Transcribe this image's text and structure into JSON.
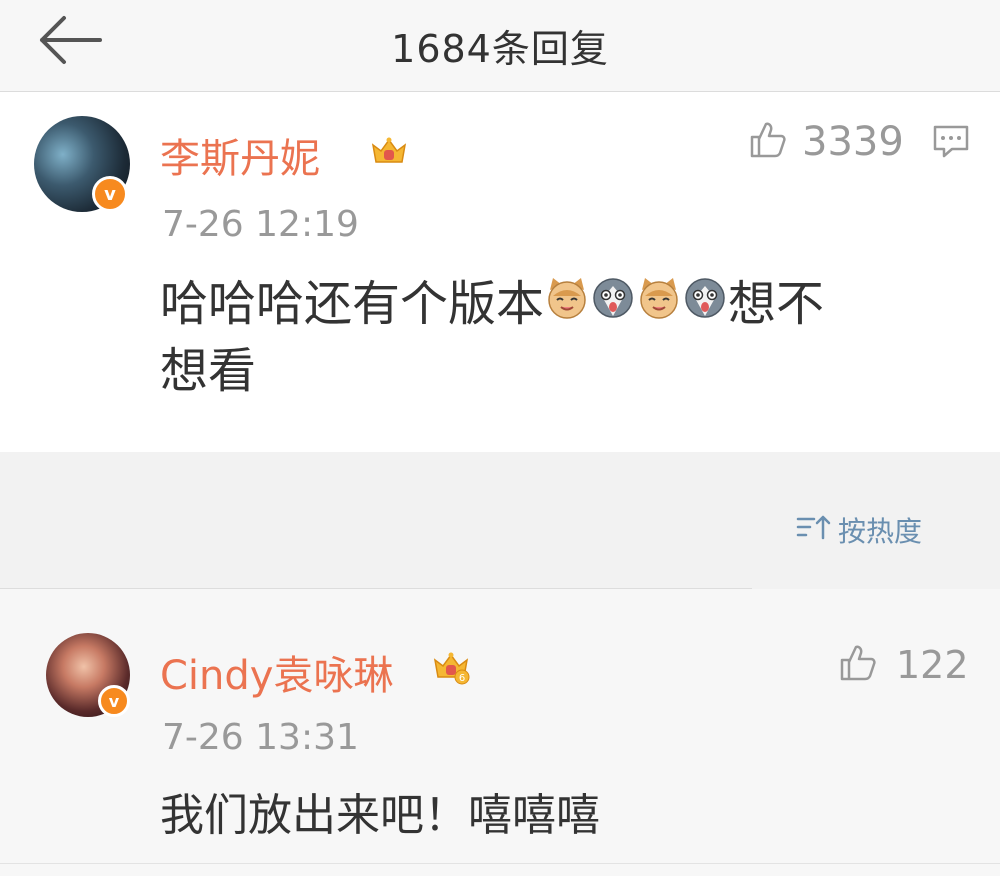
{
  "header": {
    "title": "1684条回复",
    "back_icon": "back-arrow-icon"
  },
  "main_comment": {
    "username": "李斯丹妮",
    "verified_badge": "v",
    "timestamp": "7-26 12:19",
    "like_count": "3339",
    "content_line1_text": "哈哈哈还有个版本",
    "content_line1_tail": "想不",
    "content_line2": "想看",
    "emojis": [
      "cat-emoji",
      "husky-emoji",
      "cat-emoji",
      "husky-emoji"
    ]
  },
  "sort": {
    "label": "按热度",
    "icon": "sort-icon"
  },
  "reply_comment": {
    "username": "Cindy袁咏琳",
    "verified_badge": "v",
    "crown_level": "6",
    "timestamp": "7-26 13:31",
    "like_count": "122",
    "content": "我们放出来吧！嘻嘻嘻"
  },
  "colors": {
    "username": "#eb7350",
    "timestamp": "#999999",
    "link": "#6a8fb0",
    "badge": "#f78a1f"
  }
}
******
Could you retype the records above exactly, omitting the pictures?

Transcribe this image's text and structure into JSON.
{
  "header": {
    "title": "1684条回复",
    "back_icon": "back-arrow-icon"
  },
  "main_comment": {
    "username": "李斯丹妮",
    "verified_badge": "v",
    "timestamp": "7-26 12:19",
    "like_count": "3339",
    "content_line1_text": "哈哈哈还有个版本",
    "content_line1_tail": "想不",
    "content_line2": "想看",
    "emojis": [
      "cat-emoji",
      "husky-emoji",
      "cat-emoji",
      "husky-emoji"
    ]
  },
  "sort": {
    "label": "按热度",
    "icon": "sort-icon"
  },
  "reply_comment": {
    "username": "Cindy袁咏琳",
    "verified_badge": "v",
    "crown_level": "6",
    "timestamp": "7-26 13:31",
    "like_count": "122",
    "content": "我们放出来吧！嘻嘻嘻"
  },
  "colors": {
    "username": "#eb7350",
    "timestamp": "#999999",
    "link": "#6a8fb0",
    "badge": "#f78a1f"
  }
}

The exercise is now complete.